Time is running short for landlords to install carbon monoxide alarms in all residential dwelling units. This applies even for dwellings that don’t have fireplaces or gas-fired appliances, because these are not the cause of the most severe incidents. Following our 2006 windstorm, 250 people were treated for carbon monoxide (CO) poisoning in the Puget Sound area and eight died, all from either burning charcoal briquettes inside their homes or from improper use of gasoline-powered generators. In response to these tragedies, new state-wide law and building codes will require CO alarms in most residential buildings, including single-family homes.
January 1, 2013 – All New and Existing Apartments and Rental Houses: State law requires all covered residential units to have CO detectors installed by New Year’s Day. Permit applications for alterations to existing single-family and multi-family dwellings must demonstrate that the CO detectors are already in place or include them as part of the project. (This requirement is not triggered by work on exterior finishes, plumbing, or non-combustion mechanical equipment.)
Owner-Occupied Single-Family Houses: New houses must include CO alarms. Existing owner-occupied homes are exempt from the January 1 deadline, but they are still required to include CO alarms in any building permit application for interior remodeling. When the house is sold, state law also requires that CO alarms be installed before the new owner takes occupancy.
Hotels, Dorms and Institutions: Sleeping rooms in hotels, motels, dormitories, DSHS-licensed boarding homes and residential treatment facilities do not require CO alarms if the sleeping rooms are properly isolated from any fireplace, fuel-burning appliance or attached garage, and if there are CO alarms in the building’s common areas. (If these units contain or are connected in some manner to fireplaces, fuel-burning appliances (gas furnace, water heater, range) or attached garages, this exception would not apply.)
How to Comply
Simply install the CO alarms in the area right outside of each bedroom, with at least one alarm for each floor of the dwelling. They cost $20 and up at local hardware stores, and you can either choose a model that runs entirely on batteries or a plug-in model with battery backup. Combination smoke alarm/CO alarm units are also available, and all units should be UL-2034 compliant.
These new code provisions were developed with input from medical professionals, building operators, engineers and other experts to effectively prevent carbon monoxide poisonings while minimizing cost and disruption to owners and tenants. As all homes and apartments are fitted with CO alarms, the frequency of carbon monoxide poisonings in our community should decrease dramatically.

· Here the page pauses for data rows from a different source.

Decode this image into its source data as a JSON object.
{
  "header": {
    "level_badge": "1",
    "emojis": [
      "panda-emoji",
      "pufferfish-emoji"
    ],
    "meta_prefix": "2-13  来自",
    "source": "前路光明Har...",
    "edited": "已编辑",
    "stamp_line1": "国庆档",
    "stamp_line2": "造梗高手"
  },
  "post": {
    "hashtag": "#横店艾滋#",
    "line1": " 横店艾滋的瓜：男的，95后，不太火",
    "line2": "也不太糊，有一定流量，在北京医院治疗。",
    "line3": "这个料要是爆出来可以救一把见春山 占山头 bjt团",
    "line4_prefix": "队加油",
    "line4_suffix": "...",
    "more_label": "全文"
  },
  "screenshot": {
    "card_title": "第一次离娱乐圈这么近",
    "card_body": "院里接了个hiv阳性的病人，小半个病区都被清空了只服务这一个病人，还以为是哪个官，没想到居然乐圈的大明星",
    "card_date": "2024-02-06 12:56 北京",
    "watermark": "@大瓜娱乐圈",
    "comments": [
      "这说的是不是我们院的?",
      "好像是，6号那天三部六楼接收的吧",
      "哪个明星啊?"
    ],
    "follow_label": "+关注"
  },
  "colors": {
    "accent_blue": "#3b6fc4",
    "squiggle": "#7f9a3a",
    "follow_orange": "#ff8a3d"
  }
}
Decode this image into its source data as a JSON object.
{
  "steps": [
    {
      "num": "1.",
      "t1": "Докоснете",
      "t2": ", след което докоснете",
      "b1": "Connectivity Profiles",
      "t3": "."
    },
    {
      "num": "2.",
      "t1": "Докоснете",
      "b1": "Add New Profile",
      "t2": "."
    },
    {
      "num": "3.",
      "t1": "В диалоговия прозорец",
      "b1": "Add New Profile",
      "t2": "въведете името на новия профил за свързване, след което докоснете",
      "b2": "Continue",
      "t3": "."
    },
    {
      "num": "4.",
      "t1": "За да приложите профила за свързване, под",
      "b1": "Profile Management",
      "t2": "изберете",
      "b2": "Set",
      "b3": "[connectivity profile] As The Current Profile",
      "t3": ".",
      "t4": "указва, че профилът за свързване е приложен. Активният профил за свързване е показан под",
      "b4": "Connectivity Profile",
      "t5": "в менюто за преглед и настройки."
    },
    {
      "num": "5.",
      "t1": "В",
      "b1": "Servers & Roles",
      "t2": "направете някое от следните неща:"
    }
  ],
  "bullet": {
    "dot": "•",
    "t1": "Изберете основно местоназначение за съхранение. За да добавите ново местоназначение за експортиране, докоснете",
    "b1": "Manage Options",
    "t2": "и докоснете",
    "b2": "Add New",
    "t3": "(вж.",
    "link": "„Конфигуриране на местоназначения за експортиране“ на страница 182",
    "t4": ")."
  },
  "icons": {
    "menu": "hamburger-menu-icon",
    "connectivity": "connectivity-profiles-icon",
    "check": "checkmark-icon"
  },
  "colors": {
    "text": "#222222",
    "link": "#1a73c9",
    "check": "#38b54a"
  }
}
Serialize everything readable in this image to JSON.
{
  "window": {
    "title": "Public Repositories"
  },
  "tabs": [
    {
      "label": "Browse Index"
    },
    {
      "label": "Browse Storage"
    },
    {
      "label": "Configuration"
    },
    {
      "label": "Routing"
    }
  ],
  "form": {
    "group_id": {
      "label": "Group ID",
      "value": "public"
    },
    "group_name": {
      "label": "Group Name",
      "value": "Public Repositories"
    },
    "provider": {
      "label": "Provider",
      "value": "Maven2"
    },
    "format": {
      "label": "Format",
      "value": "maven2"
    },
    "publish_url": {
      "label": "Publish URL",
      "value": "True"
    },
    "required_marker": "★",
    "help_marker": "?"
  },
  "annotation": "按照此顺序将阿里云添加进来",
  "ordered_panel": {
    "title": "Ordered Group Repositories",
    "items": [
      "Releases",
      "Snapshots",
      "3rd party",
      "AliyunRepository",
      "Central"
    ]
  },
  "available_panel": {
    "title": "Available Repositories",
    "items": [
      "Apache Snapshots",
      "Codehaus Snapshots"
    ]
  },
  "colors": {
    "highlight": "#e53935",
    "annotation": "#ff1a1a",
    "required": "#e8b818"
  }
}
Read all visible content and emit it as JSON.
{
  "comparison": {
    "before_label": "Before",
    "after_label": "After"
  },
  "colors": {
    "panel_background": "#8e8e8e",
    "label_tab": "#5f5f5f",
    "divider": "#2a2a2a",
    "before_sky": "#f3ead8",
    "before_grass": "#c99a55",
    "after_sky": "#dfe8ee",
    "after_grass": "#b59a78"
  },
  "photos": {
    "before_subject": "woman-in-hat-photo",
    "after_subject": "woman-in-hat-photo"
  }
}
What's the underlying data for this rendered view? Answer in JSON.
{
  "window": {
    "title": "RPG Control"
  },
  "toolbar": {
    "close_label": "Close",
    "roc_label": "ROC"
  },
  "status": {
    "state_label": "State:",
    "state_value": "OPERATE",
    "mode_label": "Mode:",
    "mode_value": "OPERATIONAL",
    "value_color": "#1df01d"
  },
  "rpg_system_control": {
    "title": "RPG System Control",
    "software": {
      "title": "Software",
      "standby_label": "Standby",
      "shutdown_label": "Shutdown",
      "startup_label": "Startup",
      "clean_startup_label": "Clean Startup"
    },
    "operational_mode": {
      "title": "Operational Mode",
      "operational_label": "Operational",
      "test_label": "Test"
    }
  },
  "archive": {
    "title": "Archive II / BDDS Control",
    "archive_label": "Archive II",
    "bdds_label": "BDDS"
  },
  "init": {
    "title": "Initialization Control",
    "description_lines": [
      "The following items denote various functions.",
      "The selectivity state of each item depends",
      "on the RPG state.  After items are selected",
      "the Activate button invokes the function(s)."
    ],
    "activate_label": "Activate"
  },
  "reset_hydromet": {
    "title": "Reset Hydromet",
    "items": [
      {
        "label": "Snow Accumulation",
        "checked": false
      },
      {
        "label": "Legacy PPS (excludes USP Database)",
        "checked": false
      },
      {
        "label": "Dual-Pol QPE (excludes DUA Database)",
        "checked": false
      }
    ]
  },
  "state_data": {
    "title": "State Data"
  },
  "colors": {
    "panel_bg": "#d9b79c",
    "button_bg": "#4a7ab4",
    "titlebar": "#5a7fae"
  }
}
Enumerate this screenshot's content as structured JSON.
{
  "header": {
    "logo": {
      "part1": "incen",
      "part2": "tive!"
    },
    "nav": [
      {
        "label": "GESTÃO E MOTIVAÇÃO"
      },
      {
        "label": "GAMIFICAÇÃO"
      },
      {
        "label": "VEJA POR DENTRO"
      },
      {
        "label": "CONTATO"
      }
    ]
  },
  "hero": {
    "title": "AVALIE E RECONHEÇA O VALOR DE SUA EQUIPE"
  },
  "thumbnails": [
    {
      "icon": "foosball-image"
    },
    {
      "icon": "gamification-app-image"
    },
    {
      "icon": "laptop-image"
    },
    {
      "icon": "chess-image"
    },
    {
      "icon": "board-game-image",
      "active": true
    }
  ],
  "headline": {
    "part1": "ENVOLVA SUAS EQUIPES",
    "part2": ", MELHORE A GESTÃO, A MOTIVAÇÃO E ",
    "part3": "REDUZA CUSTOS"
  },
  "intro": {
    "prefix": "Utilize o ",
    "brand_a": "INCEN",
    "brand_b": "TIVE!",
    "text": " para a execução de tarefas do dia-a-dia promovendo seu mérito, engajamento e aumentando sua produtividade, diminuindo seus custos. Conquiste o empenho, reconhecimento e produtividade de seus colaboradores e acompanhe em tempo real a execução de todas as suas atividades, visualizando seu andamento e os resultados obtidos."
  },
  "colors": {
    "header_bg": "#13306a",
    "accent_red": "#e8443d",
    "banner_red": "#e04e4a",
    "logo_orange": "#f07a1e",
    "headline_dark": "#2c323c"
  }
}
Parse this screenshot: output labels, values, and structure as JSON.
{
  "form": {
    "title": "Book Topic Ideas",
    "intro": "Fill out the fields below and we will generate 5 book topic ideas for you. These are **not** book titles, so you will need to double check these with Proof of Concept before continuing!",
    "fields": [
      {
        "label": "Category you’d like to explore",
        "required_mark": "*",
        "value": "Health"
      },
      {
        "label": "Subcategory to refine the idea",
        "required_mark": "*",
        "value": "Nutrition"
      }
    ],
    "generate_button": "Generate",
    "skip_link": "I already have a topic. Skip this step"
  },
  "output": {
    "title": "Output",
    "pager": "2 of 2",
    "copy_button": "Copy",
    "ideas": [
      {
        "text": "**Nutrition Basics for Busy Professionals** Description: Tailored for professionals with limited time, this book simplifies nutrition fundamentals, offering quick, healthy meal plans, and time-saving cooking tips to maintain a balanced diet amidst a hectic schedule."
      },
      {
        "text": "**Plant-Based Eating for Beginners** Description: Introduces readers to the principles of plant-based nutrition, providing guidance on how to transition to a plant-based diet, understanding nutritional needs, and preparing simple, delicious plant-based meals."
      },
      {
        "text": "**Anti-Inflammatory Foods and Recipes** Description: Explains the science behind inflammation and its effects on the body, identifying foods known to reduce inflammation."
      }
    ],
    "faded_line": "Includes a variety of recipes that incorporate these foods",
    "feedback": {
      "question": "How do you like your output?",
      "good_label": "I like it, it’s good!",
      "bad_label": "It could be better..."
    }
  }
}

The new code text will be located at Sections 908.7 and 4603.8 of the Fire Code, plus Section R315 of the Residential Code. Links to these revisions are located on the SBCC web site at: https://fortress.wa.gov/ga/apps/sbcc/Page.aspx?nid=168.
Read the full text of the state law at: http://apps.leg.wa.gov/rcw/default.aspx?cite=19.27.530
Submit your questions to DPD’s Online Q&A Service: http://web1.seattle.gov/dpd/LUQnA/?Type=2